- WHAT NEEDS TO BE DONE -
Could every line of the data be copied out once more, exactly?

- EXERCISE INPUT -
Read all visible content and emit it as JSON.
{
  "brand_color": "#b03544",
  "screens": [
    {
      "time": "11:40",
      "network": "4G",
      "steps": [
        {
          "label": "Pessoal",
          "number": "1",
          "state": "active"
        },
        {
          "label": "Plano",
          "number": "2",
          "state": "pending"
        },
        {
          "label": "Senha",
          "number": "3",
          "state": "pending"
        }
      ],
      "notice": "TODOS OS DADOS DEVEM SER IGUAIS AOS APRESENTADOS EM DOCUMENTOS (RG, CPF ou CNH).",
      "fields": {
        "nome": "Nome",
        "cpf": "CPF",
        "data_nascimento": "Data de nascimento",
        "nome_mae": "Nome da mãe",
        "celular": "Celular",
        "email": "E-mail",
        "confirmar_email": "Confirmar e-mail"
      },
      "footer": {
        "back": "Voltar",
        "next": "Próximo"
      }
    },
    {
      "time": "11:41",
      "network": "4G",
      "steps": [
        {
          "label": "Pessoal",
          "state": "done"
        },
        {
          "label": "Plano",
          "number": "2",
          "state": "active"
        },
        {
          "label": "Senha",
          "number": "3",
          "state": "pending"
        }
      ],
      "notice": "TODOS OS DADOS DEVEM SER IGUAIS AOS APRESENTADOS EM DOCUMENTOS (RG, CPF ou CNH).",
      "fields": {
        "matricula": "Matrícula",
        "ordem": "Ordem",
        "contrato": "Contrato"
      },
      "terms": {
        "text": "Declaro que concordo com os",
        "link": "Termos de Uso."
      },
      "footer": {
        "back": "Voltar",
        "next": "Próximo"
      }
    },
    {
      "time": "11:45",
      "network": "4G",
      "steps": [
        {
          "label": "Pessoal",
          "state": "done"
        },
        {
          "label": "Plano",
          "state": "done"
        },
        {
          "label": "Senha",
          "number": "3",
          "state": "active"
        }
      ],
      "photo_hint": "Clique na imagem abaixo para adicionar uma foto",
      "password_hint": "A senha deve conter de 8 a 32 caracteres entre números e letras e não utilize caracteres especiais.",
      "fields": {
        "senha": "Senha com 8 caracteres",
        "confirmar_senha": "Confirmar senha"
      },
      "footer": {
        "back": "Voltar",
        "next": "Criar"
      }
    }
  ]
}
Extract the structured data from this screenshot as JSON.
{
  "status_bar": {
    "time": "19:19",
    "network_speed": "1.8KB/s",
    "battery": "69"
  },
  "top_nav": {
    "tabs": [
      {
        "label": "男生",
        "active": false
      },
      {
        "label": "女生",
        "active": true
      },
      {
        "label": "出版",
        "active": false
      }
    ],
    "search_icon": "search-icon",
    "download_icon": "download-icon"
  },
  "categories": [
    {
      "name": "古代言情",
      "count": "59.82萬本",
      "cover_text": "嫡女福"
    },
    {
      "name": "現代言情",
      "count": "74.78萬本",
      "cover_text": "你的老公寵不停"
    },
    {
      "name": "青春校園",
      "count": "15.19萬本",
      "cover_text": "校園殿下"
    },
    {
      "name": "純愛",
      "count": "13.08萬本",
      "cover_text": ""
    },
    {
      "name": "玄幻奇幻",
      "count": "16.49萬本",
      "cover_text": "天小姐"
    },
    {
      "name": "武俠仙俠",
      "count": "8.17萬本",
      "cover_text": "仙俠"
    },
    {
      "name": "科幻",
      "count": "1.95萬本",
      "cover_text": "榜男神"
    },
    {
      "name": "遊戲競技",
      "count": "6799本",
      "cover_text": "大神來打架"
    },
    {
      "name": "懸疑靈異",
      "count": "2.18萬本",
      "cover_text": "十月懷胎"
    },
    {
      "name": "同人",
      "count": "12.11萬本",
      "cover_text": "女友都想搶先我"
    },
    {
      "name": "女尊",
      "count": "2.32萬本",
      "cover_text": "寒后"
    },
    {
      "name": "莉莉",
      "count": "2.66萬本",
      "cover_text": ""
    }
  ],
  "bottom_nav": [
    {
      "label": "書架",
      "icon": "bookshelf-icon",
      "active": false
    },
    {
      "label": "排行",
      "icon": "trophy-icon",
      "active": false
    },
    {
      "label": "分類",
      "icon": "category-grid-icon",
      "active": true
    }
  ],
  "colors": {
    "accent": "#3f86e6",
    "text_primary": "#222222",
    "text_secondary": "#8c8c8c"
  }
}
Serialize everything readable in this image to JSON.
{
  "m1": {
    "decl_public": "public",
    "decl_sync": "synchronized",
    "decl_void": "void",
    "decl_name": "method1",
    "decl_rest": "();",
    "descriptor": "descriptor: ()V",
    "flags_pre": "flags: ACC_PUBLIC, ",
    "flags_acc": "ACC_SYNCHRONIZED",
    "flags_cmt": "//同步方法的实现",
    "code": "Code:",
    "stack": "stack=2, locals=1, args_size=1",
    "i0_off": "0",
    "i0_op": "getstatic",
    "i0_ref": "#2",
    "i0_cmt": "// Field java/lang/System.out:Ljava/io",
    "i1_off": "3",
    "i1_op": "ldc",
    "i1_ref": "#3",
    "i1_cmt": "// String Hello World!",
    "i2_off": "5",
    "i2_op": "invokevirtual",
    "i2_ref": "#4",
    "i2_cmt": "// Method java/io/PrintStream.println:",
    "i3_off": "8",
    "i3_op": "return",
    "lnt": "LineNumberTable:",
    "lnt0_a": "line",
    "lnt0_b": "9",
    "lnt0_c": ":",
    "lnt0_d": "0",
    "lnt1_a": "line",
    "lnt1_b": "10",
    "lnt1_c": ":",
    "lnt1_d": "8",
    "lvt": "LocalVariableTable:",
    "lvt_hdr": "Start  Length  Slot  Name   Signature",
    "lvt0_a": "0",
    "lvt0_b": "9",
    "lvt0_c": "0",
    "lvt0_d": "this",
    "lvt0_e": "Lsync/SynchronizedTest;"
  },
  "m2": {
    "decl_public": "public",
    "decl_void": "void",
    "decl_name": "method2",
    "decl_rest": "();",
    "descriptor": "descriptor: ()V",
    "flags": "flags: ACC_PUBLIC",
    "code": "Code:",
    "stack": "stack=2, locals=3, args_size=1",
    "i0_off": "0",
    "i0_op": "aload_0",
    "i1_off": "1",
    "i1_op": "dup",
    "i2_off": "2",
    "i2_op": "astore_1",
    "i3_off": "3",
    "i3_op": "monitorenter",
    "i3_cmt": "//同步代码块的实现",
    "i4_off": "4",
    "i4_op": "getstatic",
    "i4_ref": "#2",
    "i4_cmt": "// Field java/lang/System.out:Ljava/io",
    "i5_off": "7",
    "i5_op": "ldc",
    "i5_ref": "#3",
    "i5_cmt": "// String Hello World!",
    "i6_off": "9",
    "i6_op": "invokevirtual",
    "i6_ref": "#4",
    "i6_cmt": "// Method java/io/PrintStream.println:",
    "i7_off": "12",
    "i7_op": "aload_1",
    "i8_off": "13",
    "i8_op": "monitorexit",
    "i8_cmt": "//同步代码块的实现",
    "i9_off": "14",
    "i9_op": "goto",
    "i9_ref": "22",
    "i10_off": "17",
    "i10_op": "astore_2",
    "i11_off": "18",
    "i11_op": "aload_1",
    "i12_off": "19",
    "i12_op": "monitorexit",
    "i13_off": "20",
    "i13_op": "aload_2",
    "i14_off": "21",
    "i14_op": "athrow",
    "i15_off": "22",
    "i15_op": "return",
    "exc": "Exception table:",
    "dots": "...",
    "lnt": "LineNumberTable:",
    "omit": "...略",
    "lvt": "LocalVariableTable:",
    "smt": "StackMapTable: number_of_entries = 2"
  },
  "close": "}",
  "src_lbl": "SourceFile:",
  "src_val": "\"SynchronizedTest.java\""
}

- ANSWER FOR THIS EXERCISE -
Read all visible content and emit it as JSON.
{
  "brand_color": "#b03544",
  "screens": [
    {
      "time": "11:40",
      "network": "4G",
      "steps": [
        {
          "label": "Pessoal",
          "number": "1",
          "state": "active"
        },
        {
          "label": "Plano",
          "number": "2",
          "state": "pending"
        },
        {
          "label": "Senha",
          "number": "3",
          "state": "pending"
        }
      ],
      "notice": "TODOS OS DADOS DEVEM SER IGUAIS AOS APRESENTADOS EM DOCUMENTOS (RG, CPF ou CNH).",
      "fields": {
        "nome": "Nome",
        "cpf": "CPF",
        "data_nascimento": "Data de nascimento",
        "nome_mae": "Nome da mãe",
        "celular": "Celular",
        "email": "E-mail",
        "confirmar_email": "Confirmar e-mail"
      },
      "footer": {
        "back": "Voltar",
        "next": "Próximo"
      }
    },
    {
      "time": "11:41",
      "network": "4G",
      "steps": [
        {
          "label": "Pessoal",
          "state": "done"
        },
        {
          "label": "Plano",
          "number": "2",
          "state": "active"
        },
        {
          "label": "Senha",
          "number": "3",
          "state": "pending"
        }
      ],
      "notice": "TODOS OS DADOS DEVEM SER IGUAIS AOS APRESENTADOS EM DOCUMENTOS (RG, CPF ou CNH).",
      "fields": {
        "matricula": "Matrícula",
        "ordem": "Ordem",
        "contrato": "Contrato"
      },
      "terms": {
        "text": "Declaro que concordo com os",
        "link": "Termos de Uso."
      },
      "footer": {
        "back": "Voltar",
        "next": "Próximo"
      }
    },
    {
      "time": "11:45",
      "network": "4G",
      "steps": [
        {
          "label": "Pessoal",
          "state": "done"
        },
        {
          "label": "Plano",
          "state": "done"
        },
        {
          "label": "Senha",
          "number": "3",
          "state": "active"
        }
      ],
      "photo_hint": "Clique na imagem abaixo para adicionar uma foto",
      "password_hint": "A senha deve conter de 8 a 32 caracteres entre números e letras e não utilize caracteres especiais.",
      "fields": {
        "senha": "Senha com 8 caracteres",
        "confirmar_senha": "Confirmar senha"
      },
      "footer": {
        "back": "Voltar",
        "next": "Criar"
      }
    }
  ]
}
Extract the structured data from this screenshot as JSON.
{
  "status_bar": {
    "time": "19:19",
    "network_speed": "1.8KB/s",
    "battery": "69"
  },
  "top_nav": {
    "tabs": [
      {
        "label": "男生",
        "active": false
      },
      {
        "label": "女生",
        "active": true
      },
      {
        "label": "出版",
        "active": false
      }
    ],
    "search_icon": "search-icon",
    "download_icon": "download-icon"
  },
  "categories": [
    {
      "name": "古代言情",
      "count": "59.82萬本",
      "cover_text": "嫡女福"
    },
    {
      "name": "現代言情",
      "count": "74.78萬本",
      "cover_text": "你的老公寵不停"
    },
    {
      "name": "青春校園",
      "count": "15.19萬本",
      "cover_text": "校園殿下"
    },
    {
      "name": "純愛",
      "count": "13.08萬本",
      "cover_text": ""
    },
    {
      "name": "玄幻奇幻",
      "count": "16.49萬本",
      "cover_text": "天小姐"
    },
    {
      "name": "武俠仙俠",
      "count": "8.17萬本",
      "cover_text": "仙俠"
    },
    {
      "name": "科幻",
      "count": "1.95萬本",
      "cover_text": "榜男神"
    },
    {
      "name": "遊戲競技",
      "count": "6799本",
      "cover_text": "大神來打架"
    },
    {
      "name": "懸疑靈異",
      "count": "2.18萬本",
      "cover_text": "十月懷胎"
    },
    {
      "name": "同人",
      "count": "12.11萬本",
      "cover_text": "女友都想搶先我"
    },
    {
      "name": "女尊",
      "count": "2.32萬本",
      "cover_text": "寒后"
    },
    {
      "name": "莉莉",
      "count": "2.66萬本",
      "cover_text": ""
    }
  ],
  "bottom_nav": [
    {
      "label": "書架",
      "icon": "bookshelf-icon",
      "active": false
    },
    {
      "label": "排行",
      "icon": "trophy-icon",
      "active": false
    },
    {
      "label": "分類",
      "icon": "category-grid-icon",
      "active": true
    }
  ],
  "colors": {
    "accent": "#3f86e6",
    "text_primary": "#222222",
    "text_secondary": "#8c8c8c"
  }
}
Serialize everything readable in this image to JSON.
{
  "m1": {
    "decl_public": "public",
    "decl_sync": "synchronized",
    "decl_void": "void",
    "decl_name": "method1",
    "decl_rest": "();",
    "descriptor": "descriptor: ()V",
    "flags_pre": "flags: ACC_PUBLIC, ",
    "flags_acc": "ACC_SYNCHRONIZED",
    "flags_cmt": "//同步方法的实现",
    "code": "Code:",
    "stack": "stack=2, locals=1, args_size=1",
    "i0_off": "0",
    "i0_op": "getstatic",
    "i0_ref": "#2",
    "i0_cmt": "// Field java/lang/System.out:Ljava/io",
    "i1_off": "3",
    "i1_op": "ldc",
    "i1_ref": "#3",
    "i1_cmt": "// String Hello World!",
    "i2_off": "5",
    "i2_op": "invokevirtual",
    "i2_ref": "#4",
    "i2_cmt": "// Method java/io/PrintStream.println:",
    "i3_off": "8",
    "i3_op": "return",
    "lnt": "LineNumberTable:",
    "lnt0_a": "line",
    "lnt0_b": "9",
    "lnt0_c": ":",
    "lnt0_d": "0",
    "lnt1_a": "line",
    "lnt1_b": "10",
    "lnt1_c": ":",
    "lnt1_d": "8",
    "lvt": "LocalVariableTable:",
    "lvt_hdr": "Start  Length  Slot  Name   Signature",
    "lvt0_a": "0",
    "lvt0_b": "9",
    "lvt0_c": "0",
    "lvt0_d": "this",
    "lvt0_e": "Lsync/SynchronizedTest;"
  },
  "m2": {
    "decl_public": "public",
    "decl_void": "void",
    "decl_name": "method2",
    "decl_rest": "();",
    "descriptor": "descriptor: ()V",
    "flags": "flags: ACC_PUBLIC",
    "code": "Code:",
    "stack": "stack=2, locals=3, args_size=1",
    "i0_off": "0",
    "i0_op": "aload_0",
    "i1_off": "1",
    "i1_op": "dup",
    "i2_off": "2",
    "i2_op": "astore_1",
    "i3_off": "3",
    "i3_op": "monitorenter",
    "i3_cmt": "//同步代码块的实现",
    "i4_off": "4",
    "i4_op": "getstatic",
    "i4_ref": "#2",
    "i4_cmt": "// Field java/lang/System.out:Ljava/io",
    "i5_off": "7",
    "i5_op": "ldc",
    "i5_ref": "#3",
    "i5_cmt": "// String Hello World!",
    "i6_off": "9",
    "i6_op": "invokevirtual",
    "i6_ref": "#4",
    "i6_cmt": "// Method java/io/PrintStream.println:",
    "i7_off": "12",
    "i7_op": "aload_1",
    "i8_off": "13",
    "i8_op": "monitorexit",
    "i8_cmt": "//同步代码块的实现",
    "i9_off": "14",
    "i9_op": "goto",
    "i9_ref": "22",
    "i10_off": "17",
    "i10_op": "astore_2",
    "i11_off": "18",
    "i11_op": "aload_1",
    "i12_off": "19",
    "i12_op": "monitorexit",
    "i13_off": "20",
    "i13_op": "aload_2",
    "i14_off": "21",
    "i14_op": "athrow",
    "i15_off": "22",
    "i15_op": "return",
    "exc": "Exception table:",
    "dots": "...",
    "lnt": "LineNumberTable:",
    "omit": "...略",
    "lvt": "LocalVariableTable:",
    "smt": "StackMapTable: number_of_entries = 2"
  },
  "close": "}",
  "src_lbl": "SourceFile:",
  "src_val": "\"SynchronizedTest.java\""
}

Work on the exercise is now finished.